* WORK REQUEST
The whole listing below should be output again, word for word.

>>>

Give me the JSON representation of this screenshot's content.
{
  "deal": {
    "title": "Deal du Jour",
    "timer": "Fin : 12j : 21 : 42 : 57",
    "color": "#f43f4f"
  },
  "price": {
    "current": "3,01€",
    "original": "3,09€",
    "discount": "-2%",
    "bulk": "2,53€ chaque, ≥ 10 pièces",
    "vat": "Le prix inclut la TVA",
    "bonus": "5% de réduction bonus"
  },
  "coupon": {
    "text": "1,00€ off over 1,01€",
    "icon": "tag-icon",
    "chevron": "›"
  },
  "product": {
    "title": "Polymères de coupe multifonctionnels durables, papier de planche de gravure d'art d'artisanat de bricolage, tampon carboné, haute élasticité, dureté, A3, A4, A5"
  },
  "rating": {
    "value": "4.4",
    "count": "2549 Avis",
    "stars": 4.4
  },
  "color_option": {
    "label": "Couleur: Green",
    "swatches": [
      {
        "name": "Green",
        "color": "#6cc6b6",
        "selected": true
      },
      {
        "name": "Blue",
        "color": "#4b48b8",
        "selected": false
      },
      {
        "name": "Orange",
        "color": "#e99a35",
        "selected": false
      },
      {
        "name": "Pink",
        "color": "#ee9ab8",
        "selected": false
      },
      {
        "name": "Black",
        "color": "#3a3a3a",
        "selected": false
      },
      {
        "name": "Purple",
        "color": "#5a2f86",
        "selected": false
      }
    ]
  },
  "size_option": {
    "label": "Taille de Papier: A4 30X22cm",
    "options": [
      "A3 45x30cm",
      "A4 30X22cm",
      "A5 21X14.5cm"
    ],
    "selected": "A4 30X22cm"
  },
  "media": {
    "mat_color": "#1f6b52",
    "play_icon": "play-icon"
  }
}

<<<

* FINISHED EXERCISE
Give me the JSON representation of this screenshot's content.
{
  "deal": {
    "title": "Deal du Jour",
    "timer": "Fin : 12j : 21 : 42 : 57",
    "color": "#f43f4f"
  },
  "price": {
    "current": "3,01€",
    "original": "3,09€",
    "discount": "-2%",
    "bulk": "2,53€ chaque, ≥ 10 pièces",
    "vat": "Le prix inclut la TVA",
    "bonus": "5% de réduction bonus"
  },
  "coupon": {
    "text": "1,00€ off over 1,01€",
    "icon": "tag-icon",
    "chevron": "›"
  },
  "product": {
    "title": "Polymères de coupe multifonctionnels durables, papier de planche de gravure d'art d'artisanat de bricolage, tampon carboné, haute élasticité, dureté, A3, A4, A5"
  },
  "rating": {
    "value": "4.4",
    "count": "2549 Avis",
    "stars": 4.4
  },
  "color_option": {
    "label": "Couleur: Green",
    "swatches": [
      {
        "name": "Green",
        "color": "#6cc6b6",
        "selected": true
      },
      {
        "name": "Blue",
        "color": "#4b48b8",
        "selected": false
      },
      {
        "name": "Orange",
        "color": "#e99a35",
        "selected": false
      },
      {
        "name": "Pink",
        "color": "#ee9ab8",
        "selected": false
      },
      {
        "name": "Black",
        "color": "#3a3a3a",
        "selected": false
      },
      {
        "name": "Purple",
        "color": "#5a2f86",
        "selected": false
      }
    ]
  },
  "size_option": {
    "label": "Taille de Papier: A4 30X22cm",
    "options": [
      "A3 45x30cm",
      "A4 30X22cm",
      "A5 21X14.5cm"
    ],
    "selected": "A4 30X22cm"
  },
  "media": {
    "mat_color": "#1f6b52",
    "play_icon": "play-icon"
  }
}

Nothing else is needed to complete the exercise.